─── Materials provided ───
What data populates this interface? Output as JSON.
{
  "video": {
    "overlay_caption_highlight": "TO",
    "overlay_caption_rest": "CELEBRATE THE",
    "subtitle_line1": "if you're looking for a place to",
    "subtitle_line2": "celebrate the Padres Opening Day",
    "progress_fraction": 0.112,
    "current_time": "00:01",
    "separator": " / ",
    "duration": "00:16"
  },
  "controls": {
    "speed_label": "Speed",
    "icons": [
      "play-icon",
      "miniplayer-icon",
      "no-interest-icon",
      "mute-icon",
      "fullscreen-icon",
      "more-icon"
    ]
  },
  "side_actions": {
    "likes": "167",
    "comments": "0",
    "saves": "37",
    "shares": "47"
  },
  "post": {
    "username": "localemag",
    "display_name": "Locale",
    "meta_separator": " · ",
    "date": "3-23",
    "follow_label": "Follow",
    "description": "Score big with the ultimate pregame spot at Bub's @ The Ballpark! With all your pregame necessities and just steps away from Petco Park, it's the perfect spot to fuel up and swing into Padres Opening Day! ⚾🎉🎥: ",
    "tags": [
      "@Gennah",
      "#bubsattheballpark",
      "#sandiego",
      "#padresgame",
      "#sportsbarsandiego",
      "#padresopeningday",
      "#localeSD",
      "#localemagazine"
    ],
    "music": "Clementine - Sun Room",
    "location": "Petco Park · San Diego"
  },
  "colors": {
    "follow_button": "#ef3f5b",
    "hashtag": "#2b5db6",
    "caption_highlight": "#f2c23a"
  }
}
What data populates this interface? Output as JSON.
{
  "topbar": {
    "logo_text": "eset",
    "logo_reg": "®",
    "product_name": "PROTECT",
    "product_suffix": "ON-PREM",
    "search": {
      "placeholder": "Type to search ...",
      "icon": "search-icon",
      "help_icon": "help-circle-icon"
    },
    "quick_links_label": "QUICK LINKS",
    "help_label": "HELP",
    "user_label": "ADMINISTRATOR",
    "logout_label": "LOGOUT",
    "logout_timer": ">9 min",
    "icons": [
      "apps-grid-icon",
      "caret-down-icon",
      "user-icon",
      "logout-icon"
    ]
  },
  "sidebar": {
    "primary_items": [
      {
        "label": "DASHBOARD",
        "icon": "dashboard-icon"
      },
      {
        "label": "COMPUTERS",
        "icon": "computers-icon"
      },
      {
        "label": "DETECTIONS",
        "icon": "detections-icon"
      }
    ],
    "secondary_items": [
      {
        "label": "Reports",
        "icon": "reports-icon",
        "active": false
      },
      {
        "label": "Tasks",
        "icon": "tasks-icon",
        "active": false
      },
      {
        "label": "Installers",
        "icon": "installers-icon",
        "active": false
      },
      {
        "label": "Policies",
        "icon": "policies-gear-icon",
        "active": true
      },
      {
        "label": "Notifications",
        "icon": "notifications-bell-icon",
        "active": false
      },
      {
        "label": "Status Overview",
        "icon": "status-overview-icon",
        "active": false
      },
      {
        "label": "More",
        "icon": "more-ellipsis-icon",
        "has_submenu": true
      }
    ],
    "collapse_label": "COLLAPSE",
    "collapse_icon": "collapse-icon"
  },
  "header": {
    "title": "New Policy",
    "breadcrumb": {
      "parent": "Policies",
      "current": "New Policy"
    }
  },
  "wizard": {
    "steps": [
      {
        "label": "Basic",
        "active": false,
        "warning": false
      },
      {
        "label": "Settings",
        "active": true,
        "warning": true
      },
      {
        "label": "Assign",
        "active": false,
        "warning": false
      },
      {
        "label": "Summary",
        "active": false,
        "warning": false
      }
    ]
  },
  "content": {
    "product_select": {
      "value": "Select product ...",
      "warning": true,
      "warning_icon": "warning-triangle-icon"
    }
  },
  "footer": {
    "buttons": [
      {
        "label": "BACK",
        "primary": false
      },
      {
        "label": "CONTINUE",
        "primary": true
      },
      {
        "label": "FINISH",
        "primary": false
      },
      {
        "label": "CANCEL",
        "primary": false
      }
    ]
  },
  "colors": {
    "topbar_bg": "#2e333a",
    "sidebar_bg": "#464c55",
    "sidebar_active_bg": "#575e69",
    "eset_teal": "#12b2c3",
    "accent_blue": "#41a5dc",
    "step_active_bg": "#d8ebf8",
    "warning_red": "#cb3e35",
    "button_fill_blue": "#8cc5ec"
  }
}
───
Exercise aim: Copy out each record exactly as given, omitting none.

Response area:
What data populates this interface? Output as JSON.
{
  "video": {
    "overlay_caption_highlight": "TO",
    "overlay_caption_rest": "CELEBRATE THE",
    "subtitle_line1": "if you're looking for a place to",
    "subtitle_line2": "celebrate the Padres Opening Day",
    "progress_fraction": 0.112,
    "current_time": "00:01",
    "separator": " / ",
    "duration": "00:16"
  },
  "controls": {
    "speed_label": "Speed",
    "icons": [
      "play-icon",
      "miniplayer-icon",
      "no-interest-icon",
      "mute-icon",
      "fullscreen-icon",
      "more-icon"
    ]
  },
  "side_actions": {
    "likes": "167",
    "comments": "0",
    "saves": "37",
    "shares": "47"
  },
  "post": {
    "username": "localemag",
    "display_name": "Locale",
    "meta_separator": " · ",
    "date": "3-23",
    "follow_label": "Follow",
    "description": "Score big with the ultimate pregame spot at Bub's @ The Ballpark! With all your pregame necessities and just steps away from Petco Park, it's the perfect spot to fuel up and swing into Padres Opening Day! ⚾🎉🎥: ",
    "tags": [
      "@Gennah",
      "#bubsattheballpark",
      "#sandiego",
      "#padresgame",
      "#sportsbarsandiego",
      "#padresopeningday",
      "#localeSD",
      "#localemagazine"
    ],
    "music": "Clementine - Sun Room",
    "location": "Petco Park · San Diego"
  },
  "colors": {
    "follow_button": "#ef3f5b",
    "hashtag": "#2b5db6",
    "caption_highlight": "#f2c23a"
  }
}
What data populates this interface? Output as JSON.
{
  "topbar": {
    "logo_text": "eset",
    "logo_reg": "®",
    "product_name": "PROTECT",
    "product_suffix": "ON-PREM",
    "search": {
      "placeholder": "Type to search ...",
      "icon": "search-icon",
      "help_icon": "help-circle-icon"
    },
    "quick_links_label": "QUICK LINKS",
    "help_label": "HELP",
    "user_label": "ADMINISTRATOR",
    "logout_label": "LOGOUT",
    "logout_timer": ">9 min",
    "icons": [
      "apps-grid-icon",
      "caret-down-icon",
      "user-icon",
      "logout-icon"
    ]
  },
  "sidebar": {
    "primary_items": [
      {
        "label": "DASHBOARD",
        "icon": "dashboard-icon"
      },
      {
        "label": "COMPUTERS",
        "icon": "computers-icon"
      },
      {
        "label": "DETECTIONS",
        "icon": "detections-icon"
      }
    ],
    "secondary_items": [
      {
        "label": "Reports",
        "icon": "reports-icon",
        "active": false
      },
      {
        "label": "Tasks",
        "icon": "tasks-icon",
        "active": false
      },
      {
        "label": "Installers",
        "icon": "installers-icon",
        "active": false
      },
      {
        "label": "Policies",
        "icon": "policies-gear-icon",
        "active": true
      },
      {
        "label": "Notifications",
        "icon": "notifications-bell-icon",
        "active": false
      },
      {
        "label": "Status Overview",
        "icon": "status-overview-icon",
        "active": false
      },
      {
        "label": "More",
        "icon": "more-ellipsis-icon",
        "has_submenu": true
      }
    ],
    "collapse_label": "COLLAPSE",
    "collapse_icon": "collapse-icon"
  },
  "header": {
    "title": "New Policy",
    "breadcrumb": {
      "parent": "Policies",
      "current": "New Policy"
    }
  },
  "wizard": {
    "steps": [
      {
        "label": "Basic",
        "active": false,
        "warning": false
      },
      {
        "label": "Settings",
        "active": true,
        "warning": true
      },
      {
        "label": "Assign",
        "active": false,
        "warning": false
      },
      {
        "label": "Summary",
        "active": false,
        "warning": false
      }
    ]
  },
  "content": {
    "product_select": {
      "value": "Select product ...",
      "warning": true,
      "warning_icon": "warning-triangle-icon"
    }
  },
  "footer": {
    "buttons": [
      {
        "label": "BACK",
        "primary": false
      },
      {
        "label": "CONTINUE",
        "primary": true
      },
      {
        "label": "FINISH",
        "primary": false
      },
      {
        "label": "CANCEL",
        "primary": false
      }
    ]
  },
  "colors": {
    "topbar_bg": "#2e333a",
    "sidebar_bg": "#464c55",
    "sidebar_active_bg": "#575e69",
    "eset_teal": "#12b2c3",
    "accent_blue": "#41a5dc",
    "step_active_bg": "#d8ebf8",
    "warning_red": "#cb3e35",
    "button_fill_blue": "#8cc5ec"
  }
}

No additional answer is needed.